Thanks to David Marshall's unusual training, Alice Thomson was back in jeans within two months of giving birth.
Personal trainers don't have a great name these days. Carole Caplin and her toxic showers and Flowtron boots make me blush when I say I'm consulting a fitness guru. But that's what David Marshall is.
"Trust me, I'm the Bodydoctor," he says, taking a slug of black coffee and eating a doughnut. "See this woman, she's lost 42 stone on my programme." He points to a svelte woman on the step machine. I panic. Is this man really serious?
Sophie Dahl lost more than two stone on his programme; Rachel Weisz convinced the producers of The Mummy Returns to hire Marshall for the whole film cast, she was so impressed. West Ham United's coaches use him to keep their footballers injury-free. Rio Ferdinand swears by it. And Kate Moss has been seen at his gym since she gave birth to Lila Grace last September.
Even the PPP Healthcare private medical group has endorsed the programme to improve the health of its 2.5 million members, aware that obesity is now linked to more than 30,000 deaths a year. I meet Marshall at his gym in Primrose Hill, north London. It's six weeks since I had my second baby, and I can still barely squeeze into my jeans. He measures my weight, my heart and lung function, and my fat, with giant callipers, and asks me about my physical and mental health.

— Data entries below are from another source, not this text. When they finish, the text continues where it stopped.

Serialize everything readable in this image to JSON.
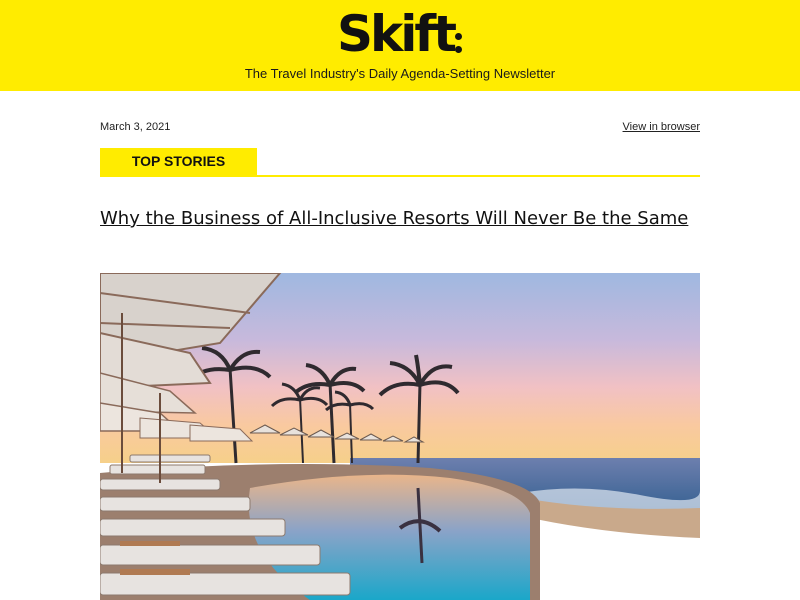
{
  "header": {
    "logo_text": "Skift",
    "tagline": "The Travel Industry's Daily Agenda-Setting Newsletter",
    "background_color": "#ffec00"
  },
  "meta": {
    "date": "March 3, 2021",
    "view_in_browser": "View in browser"
  },
  "section": {
    "label": "TOP STORIES",
    "accent_color": "#ffec00"
  },
  "story": {
    "headline": "Why the Business of All-Inclusive Resorts Will Never Be the Same",
    "image_subject": "infinity pool with lounge chairs and umbrellas at sunset by the ocean, palm trees"
  }
}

Having a baby wasn't this personal.
Then comes the assessment: "You're not fat enough to do anything dramatic," he says. "But we'll help you rediscover your stomach muscles, rebalance your body and get your energy back."

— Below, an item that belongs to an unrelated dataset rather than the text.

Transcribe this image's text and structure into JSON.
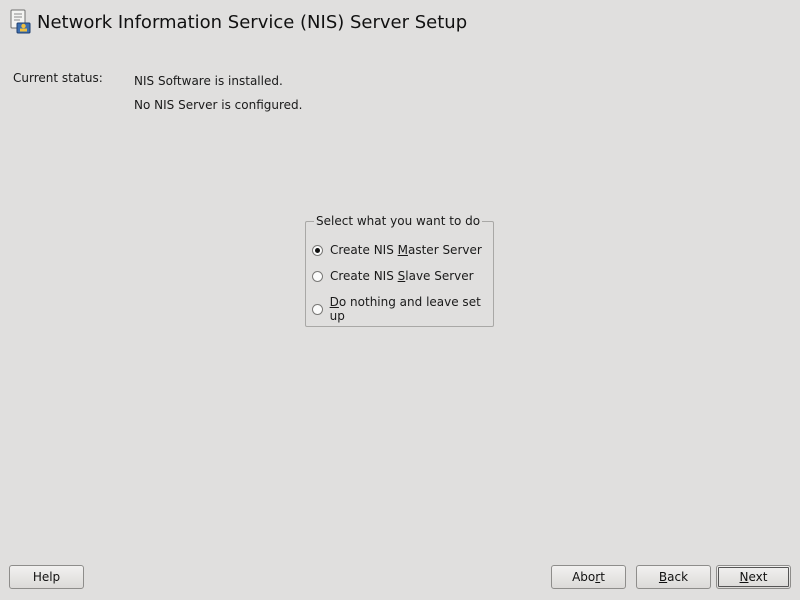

Marshall understands mothers. He has a wife and a toddler. All pre- and post-pregnancy exercise, he says, should be primarily to help the baby. First, you need to provide it with a healthy supply of oxygen in the womb, and then you need to be able to carry your baby around the supermarket.
"Women often feel like Demis Roussos in a kaftan when they're pregnant. I want them to feel like goddesses," he says. "The fitter they are, the easier it is to cope with those sleepless nights and still look fabulous.
"One day, new mothers have lots of energy, the next, they'll have been up all night and they're wobbling all over the place. You have to know when to push them. They want to become lean, mean fighting machines, not bulked-out Bob the Builders."
He's convinced that exercise prevents postnatal depression, and takes breastfeeding seriously. "You are not to stop eating. Food is fuel for both of you." After prodding my stomach, he decided I could start with 200 gentle sit-ups.
Three times a week for six weeks, I went to see the guru. Marshall's team put me through my paces while he ran around saying things like: "Bless you my child, for you have thinned." If Marshall trains you personally, you lose a stone in sweat. He may not practise what he preaches, but his programme works. He's like Jamie Oliver, only his favourite raw ingredients are pure lard and new mothers, rather than rocket and unemployed teenagers.
After three weeks, I was back in my jeans. By the end, I could wear a bikini - just. I hadn't lost 42 stone or even 421b; I'd gained muscle. A five-mile run with my baby is now as easy as changing a nappy, and I am still eating four meals a day (although Marshall tried in vain to convince me to cut out the three white evils - flour, sugar and salt - and stop drinking tea and consume two litres of water a day).
Other mothers say the same. Most are thinner now than they were before they became pregnant. One, Claire Harrison, had four boys in three years. "When I came to David, I had serious damage to repair," she says. "I used to climb and run before the boys. But the pregnancies had taken it out of me. Now I'm fitter than before."
So how does it work? Marshall combines Pilates, yoga and weight training to produce a set of 22 exercises that must be followed in sequence, each exercise counter-balancing the last. Dumb-bells fly, before you move on to squats, thrusts and stomach exercises, Each exercise has 25 repetitions. The session ends with half an hour of puffing on various torture machines. The same programme is used for everyone from asthma and ME sufferers to footballers, Olympic athletes and businessmen and mothers - at different levels.
"What do you want to do now?" Marshall asks "Pole dancing? A marathon? We've had them all." "A triathlon would be fine," I say. And I know I could do it. When Kate Moss returns to the catwalk, she'll look better than ever.